> WHAT THE EXERCISE ASKS:
Every line in the entries that holds "JSON" should be identified and copied.

(Source records)

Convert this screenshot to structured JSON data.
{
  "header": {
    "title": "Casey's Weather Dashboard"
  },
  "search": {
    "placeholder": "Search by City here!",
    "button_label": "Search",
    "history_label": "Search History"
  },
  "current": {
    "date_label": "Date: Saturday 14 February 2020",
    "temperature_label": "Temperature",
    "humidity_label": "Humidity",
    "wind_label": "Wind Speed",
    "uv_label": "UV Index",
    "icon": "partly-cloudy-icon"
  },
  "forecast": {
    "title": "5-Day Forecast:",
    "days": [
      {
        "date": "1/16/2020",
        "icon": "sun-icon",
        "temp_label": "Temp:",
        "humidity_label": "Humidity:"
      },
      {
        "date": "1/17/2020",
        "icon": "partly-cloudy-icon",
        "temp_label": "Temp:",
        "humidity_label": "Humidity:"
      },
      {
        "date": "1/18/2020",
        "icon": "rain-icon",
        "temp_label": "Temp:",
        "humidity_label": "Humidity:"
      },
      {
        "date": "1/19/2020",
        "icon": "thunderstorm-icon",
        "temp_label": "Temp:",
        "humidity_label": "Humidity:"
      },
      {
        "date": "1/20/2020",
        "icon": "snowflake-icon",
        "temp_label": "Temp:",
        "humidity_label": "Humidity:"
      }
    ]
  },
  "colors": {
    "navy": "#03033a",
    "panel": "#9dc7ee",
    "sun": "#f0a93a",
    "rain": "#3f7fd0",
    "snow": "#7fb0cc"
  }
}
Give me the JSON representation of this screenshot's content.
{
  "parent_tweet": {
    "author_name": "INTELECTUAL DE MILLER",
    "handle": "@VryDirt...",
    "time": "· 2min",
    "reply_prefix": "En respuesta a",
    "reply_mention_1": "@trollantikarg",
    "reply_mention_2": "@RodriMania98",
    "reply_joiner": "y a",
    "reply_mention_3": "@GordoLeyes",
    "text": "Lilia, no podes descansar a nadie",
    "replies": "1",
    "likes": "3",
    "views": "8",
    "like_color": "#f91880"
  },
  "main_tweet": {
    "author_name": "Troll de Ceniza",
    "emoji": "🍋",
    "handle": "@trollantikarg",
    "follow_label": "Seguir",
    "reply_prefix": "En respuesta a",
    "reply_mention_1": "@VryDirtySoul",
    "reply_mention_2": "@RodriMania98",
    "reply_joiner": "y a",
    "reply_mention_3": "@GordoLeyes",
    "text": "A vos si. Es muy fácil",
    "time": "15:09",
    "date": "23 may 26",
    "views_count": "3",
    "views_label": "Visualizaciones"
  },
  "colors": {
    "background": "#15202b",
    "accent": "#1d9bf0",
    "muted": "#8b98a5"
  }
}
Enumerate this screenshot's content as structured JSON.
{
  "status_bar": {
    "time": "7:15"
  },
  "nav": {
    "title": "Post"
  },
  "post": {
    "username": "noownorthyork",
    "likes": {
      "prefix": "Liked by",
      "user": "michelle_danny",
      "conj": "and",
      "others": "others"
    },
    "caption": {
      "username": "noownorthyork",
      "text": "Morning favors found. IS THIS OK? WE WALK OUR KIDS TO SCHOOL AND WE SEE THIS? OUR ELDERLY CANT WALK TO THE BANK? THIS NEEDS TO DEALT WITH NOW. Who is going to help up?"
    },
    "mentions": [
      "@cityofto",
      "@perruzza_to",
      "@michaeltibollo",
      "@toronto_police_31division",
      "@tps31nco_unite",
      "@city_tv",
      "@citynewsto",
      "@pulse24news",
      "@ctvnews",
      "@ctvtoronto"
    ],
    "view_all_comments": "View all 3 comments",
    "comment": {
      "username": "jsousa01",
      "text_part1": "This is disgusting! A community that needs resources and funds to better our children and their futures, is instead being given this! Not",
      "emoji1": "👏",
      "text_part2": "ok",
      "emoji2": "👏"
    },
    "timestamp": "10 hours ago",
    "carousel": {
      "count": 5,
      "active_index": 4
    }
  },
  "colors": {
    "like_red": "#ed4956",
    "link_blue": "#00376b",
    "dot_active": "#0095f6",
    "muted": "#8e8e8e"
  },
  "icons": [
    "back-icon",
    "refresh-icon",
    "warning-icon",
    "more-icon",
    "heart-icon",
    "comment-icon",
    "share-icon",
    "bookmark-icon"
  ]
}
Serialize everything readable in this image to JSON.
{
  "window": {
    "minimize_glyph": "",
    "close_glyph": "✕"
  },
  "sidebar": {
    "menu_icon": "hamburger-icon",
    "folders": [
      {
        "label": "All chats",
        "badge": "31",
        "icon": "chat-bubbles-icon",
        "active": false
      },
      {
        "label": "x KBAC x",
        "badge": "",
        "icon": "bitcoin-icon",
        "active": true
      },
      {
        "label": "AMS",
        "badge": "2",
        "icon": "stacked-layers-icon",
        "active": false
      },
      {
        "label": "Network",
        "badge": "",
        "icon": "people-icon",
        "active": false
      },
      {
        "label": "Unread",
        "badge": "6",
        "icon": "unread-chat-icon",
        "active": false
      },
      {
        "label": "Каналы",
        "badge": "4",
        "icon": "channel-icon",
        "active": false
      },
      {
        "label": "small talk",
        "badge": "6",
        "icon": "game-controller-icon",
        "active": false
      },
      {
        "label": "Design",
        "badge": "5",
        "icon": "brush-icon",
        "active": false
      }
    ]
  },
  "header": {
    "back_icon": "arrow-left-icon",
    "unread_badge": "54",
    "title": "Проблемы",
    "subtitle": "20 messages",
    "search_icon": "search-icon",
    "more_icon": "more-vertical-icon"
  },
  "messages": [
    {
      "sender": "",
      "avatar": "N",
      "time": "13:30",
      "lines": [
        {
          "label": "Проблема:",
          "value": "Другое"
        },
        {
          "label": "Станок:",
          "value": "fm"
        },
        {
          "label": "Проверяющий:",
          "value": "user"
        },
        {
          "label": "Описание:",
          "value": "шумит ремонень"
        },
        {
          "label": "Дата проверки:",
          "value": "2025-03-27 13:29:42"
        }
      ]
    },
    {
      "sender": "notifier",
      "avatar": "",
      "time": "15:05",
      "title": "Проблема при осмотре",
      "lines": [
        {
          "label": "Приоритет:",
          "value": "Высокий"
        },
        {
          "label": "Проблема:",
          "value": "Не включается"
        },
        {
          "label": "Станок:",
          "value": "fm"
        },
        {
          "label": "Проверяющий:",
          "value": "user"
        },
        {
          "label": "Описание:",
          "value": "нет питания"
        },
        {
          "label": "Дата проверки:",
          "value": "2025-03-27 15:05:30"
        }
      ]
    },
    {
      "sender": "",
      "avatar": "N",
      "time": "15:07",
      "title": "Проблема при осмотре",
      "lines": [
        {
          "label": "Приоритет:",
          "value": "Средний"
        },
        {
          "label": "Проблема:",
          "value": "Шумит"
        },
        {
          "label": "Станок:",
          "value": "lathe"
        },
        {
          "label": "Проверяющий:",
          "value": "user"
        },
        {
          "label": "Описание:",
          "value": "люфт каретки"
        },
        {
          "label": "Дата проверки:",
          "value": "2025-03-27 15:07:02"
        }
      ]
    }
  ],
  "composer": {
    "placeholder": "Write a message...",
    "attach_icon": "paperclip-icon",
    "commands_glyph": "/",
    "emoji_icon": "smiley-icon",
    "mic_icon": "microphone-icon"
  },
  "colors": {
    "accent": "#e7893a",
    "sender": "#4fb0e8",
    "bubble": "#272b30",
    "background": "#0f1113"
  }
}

> ANSWER SPACE:
Convert this screenshot to structured JSON data.
Give me the JSON representation of this screenshot's content.
Enumerate this screenshot's content as structured JSON.
Serialize everything readable in this image to JSON.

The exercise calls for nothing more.